DATASET ENTRIES —
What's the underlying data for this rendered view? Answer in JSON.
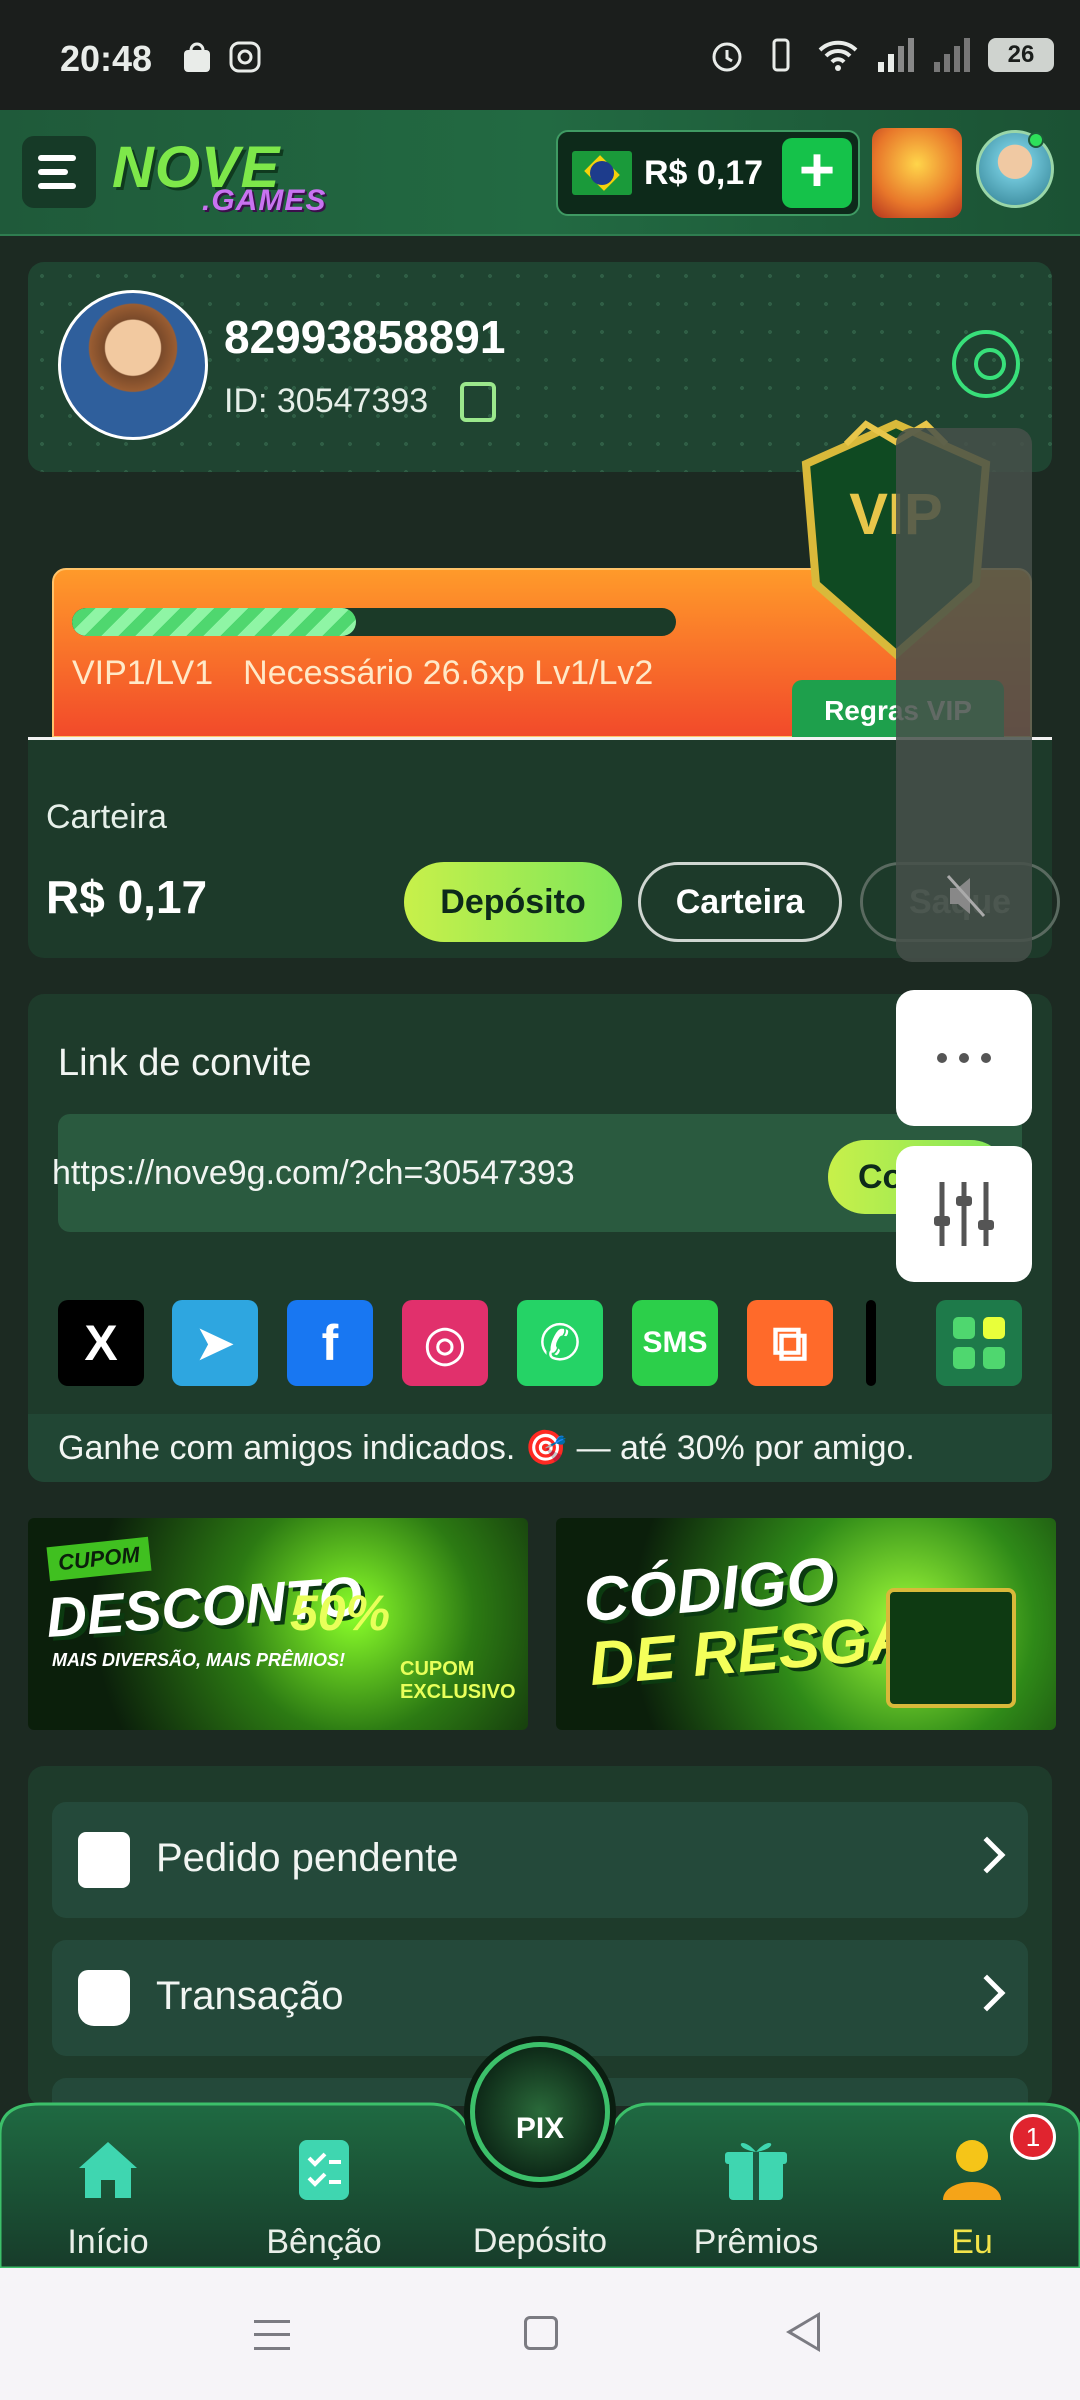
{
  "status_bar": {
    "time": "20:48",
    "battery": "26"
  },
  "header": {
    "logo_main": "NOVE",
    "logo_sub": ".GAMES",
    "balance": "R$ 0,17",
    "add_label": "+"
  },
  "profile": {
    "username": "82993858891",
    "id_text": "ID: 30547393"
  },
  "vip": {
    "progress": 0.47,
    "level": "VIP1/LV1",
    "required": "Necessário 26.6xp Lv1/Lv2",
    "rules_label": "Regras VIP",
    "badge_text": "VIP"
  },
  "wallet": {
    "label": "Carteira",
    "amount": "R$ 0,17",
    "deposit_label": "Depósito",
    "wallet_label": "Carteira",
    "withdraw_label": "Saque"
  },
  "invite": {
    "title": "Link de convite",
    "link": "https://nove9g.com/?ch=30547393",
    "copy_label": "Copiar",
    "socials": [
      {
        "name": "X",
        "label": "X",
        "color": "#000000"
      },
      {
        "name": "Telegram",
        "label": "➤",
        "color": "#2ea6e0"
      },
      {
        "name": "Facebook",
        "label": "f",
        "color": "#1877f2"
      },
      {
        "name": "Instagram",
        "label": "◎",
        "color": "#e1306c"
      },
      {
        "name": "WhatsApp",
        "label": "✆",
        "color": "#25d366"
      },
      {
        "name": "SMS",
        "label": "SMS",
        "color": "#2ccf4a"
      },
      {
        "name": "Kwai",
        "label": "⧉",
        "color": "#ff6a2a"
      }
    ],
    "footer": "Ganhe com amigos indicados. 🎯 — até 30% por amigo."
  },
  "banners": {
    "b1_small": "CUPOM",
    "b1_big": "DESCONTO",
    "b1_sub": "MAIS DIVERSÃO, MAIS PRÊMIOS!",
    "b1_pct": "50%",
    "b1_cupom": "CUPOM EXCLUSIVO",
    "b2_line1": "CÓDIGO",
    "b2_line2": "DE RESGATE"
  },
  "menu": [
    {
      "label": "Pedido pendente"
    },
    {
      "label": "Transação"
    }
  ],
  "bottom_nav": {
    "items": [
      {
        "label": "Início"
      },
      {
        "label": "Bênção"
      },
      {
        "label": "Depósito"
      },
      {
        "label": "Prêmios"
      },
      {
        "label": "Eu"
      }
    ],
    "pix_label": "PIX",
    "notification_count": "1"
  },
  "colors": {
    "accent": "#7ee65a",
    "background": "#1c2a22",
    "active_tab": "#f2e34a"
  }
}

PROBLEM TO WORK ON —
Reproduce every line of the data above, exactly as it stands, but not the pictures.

EXPECTED OUTPUT —
What's the underlying data for this rendered view? Answer in JSON.
{
  "status_bar": {
    "time": "20:48",
    "battery": "26"
  },
  "header": {
    "logo_main": "NOVE",
    "logo_sub": ".GAMES",
    "balance": "R$ 0,17",
    "add_label": "+"
  },
  "profile": {
    "username": "82993858891",
    "id_text": "ID: 30547393"
  },
  "vip": {
    "progress": 0.47,
    "level": "VIP1/LV1",
    "required": "Necessário 26.6xp Lv1/Lv2",
    "rules_label": "Regras VIP",
    "badge_text": "VIP"
  },
  "wallet": {
    "label": "Carteira",
    "amount": "R$ 0,17",
    "deposit_label": "Depósito",
    "wallet_label": "Carteira",
    "withdraw_label": "Saque"
  },
  "invite": {
    "title": "Link de convite",
    "link": "https://nove9g.com/?ch=30547393",
    "copy_label": "Copiar",
    "socials": [
      {
        "name": "X",
        "label": "X",
        "color": "#000000"
      },
      {
        "name": "Telegram",
        "label": "➤",
        "color": "#2ea6e0"
      },
      {
        "name": "Facebook",
        "label": "f",
        "color": "#1877f2"
      },
      {
        "name": "Instagram",
        "label": "◎",
        "color": "#e1306c"
      },
      {
        "name": "WhatsApp",
        "label": "✆",
        "color": "#25d366"
      },
      {
        "name": "SMS",
        "label": "SMS",
        "color": "#2ccf4a"
      },
      {
        "name": "Kwai",
        "label": "⧉",
        "color": "#ff6a2a"
      }
    ],
    "footer": "Ganhe com amigos indicados. 🎯 — até 30% por amigo."
  },
  "banners": {
    "b1_small": "CUPOM",
    "b1_big": "DESCONTO",
    "b1_sub": "MAIS DIVERSÃO, MAIS PRÊMIOS!",
    "b1_pct": "50%",
    "b1_cupom": "CUPOM EXCLUSIVO",
    "b2_line1": "CÓDIGO",
    "b2_line2": "DE RESGATE"
  },
  "menu": [
    {
      "label": "Pedido pendente"
    },
    {
      "label": "Transação"
    }
  ],
  "bottom_nav": {
    "items": [
      {
        "label": "Início"
      },
      {
        "label": "Bênção"
      },
      {
        "label": "Depósito"
      },
      {
        "label": "Prêmios"
      },
      {
        "label": "Eu"
      }
    ],
    "pix_label": "PIX",
    "notification_count": "1"
  },
  "colors": {
    "accent": "#7ee65a",
    "background": "#1c2a22",
    "active_tab": "#f2e34a"
  }
}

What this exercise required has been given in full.